State Rep. Ryan Haynes of Knoxville was elected chairman of the Tennessee Republican Party Saturday by the party’s State Executive Committee, reports The News Sentinel.
Haynes replaces Chris Devaney, who announced March 23 he was resigning only two months into his new two-year term, effective Saturday.
Haynes won on the first ballot, defeating executive committee member Rebecca Burke, fellow state Rep. Mary Littleton of Dickson, and Vanderbilt University Professor Carol Swain.
Haynes, who turns 30 in May, plans to resign from his state House seat when the current legislative session adjourns for the year, probably later this month.
State GOP Executive Director Brent Leatherwood said Haynes plans to consult with Gov. Bill Haslam on the timing of his resignation to see if the special election to replace him can occur on the same ballot with other elections in Knox County this year.
He represents House District 14, which includes Farragut and the entire southwestern corner of Knox County.
Haynes won re-election to his fourth term in the legislature last November.
“I am excited to take on this challenge and humbled by the support of the State Executive Committee,” Haynes said. “I want to pick up right where Chairman Devaney left off: building our party, maintaining and growing our strong financial advantage over our opponents, and getting as many votes as possible for our GOP nominees.”
Devaney, who resigned to head a non-profit agency based in Chattanooga that works to improve children’s nutrition in Haiti, praised his successor.
“There is no doubt in my mind Ryan will be a fantastic chairman for the Party,” he said. “The TNGOP is in as strong of a position as we have ever been heading into a presidential election cycle. It has been an honor to serve this organization and be part of its rise to dominance in Tennessee.”
U.S. Sen. Lamar Alexander, R-Tenn., issued a statement congratulating Haynes on his victory and also referencing an intraparty struggle over whether to keep Tennessee’s open system of party primary elections or closing them to only bonafide party members, which would require a system of party registration.
“His experience in the General Assembly and Republican politics should help our party continue to keep the door open to all Tennesseans, which is the way we have become larger, more successful and more conservative,” Alexander said.
Further, from The Tennessean:
The Tennessee Republican State Executive Committee consists of 66 members, and 63 were present Saturday at the Holiday Inn on Vanderbilt’s campus for the special election. It takes a majority vote to win the chairman’s race. Although some guessed the election would need to go to a run-off, Haynes won on the first ballot: he received 33 votes, Littleton received 27 and Swain received three.
Haynes and Littleton were considered establishment GOP candidates, while Swain acknowledged having tea party ties. But Haynes was considered to be the candidate with the backing of current party elected leadership.

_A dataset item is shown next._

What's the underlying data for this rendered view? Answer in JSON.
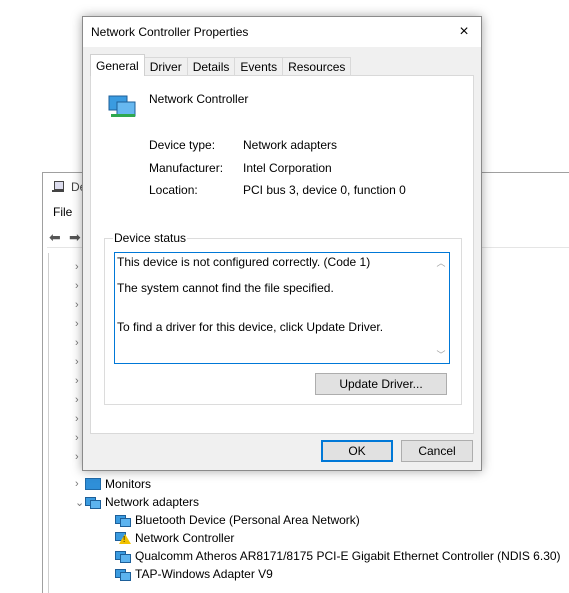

…Haynes touted his ability to campaign and connect with new and established members of the party. A former party vice chairwoman, Littleton focused on her experience with the SEC and her ability to lead. Swain argued she knows the logistics of politics as a professor and author, and suggested she could bring new members to the GOP based on her experience as a Democrat turned Republican.
Swain, who angered many on and off Vanderbilt’s campus with a column about Islam that many argued was insensitive and inflammatory, said she planned to become more engaged with the state GOP regardless of the outcome of the election.
After the vote, Haynes said he planned to focus on unifying the SEC around his leadership and hitting the fundraising trail. Earlier in the meeting the party’s treasurer noted Chris Devaney raised an average of more than $5,000 a day during his tenure as party chairman.
“I guess if it was $5,000 for him, I hope to raise at least $5,001. Obviously chairman Devaney’s are very big shoes to fill,” Haynes said.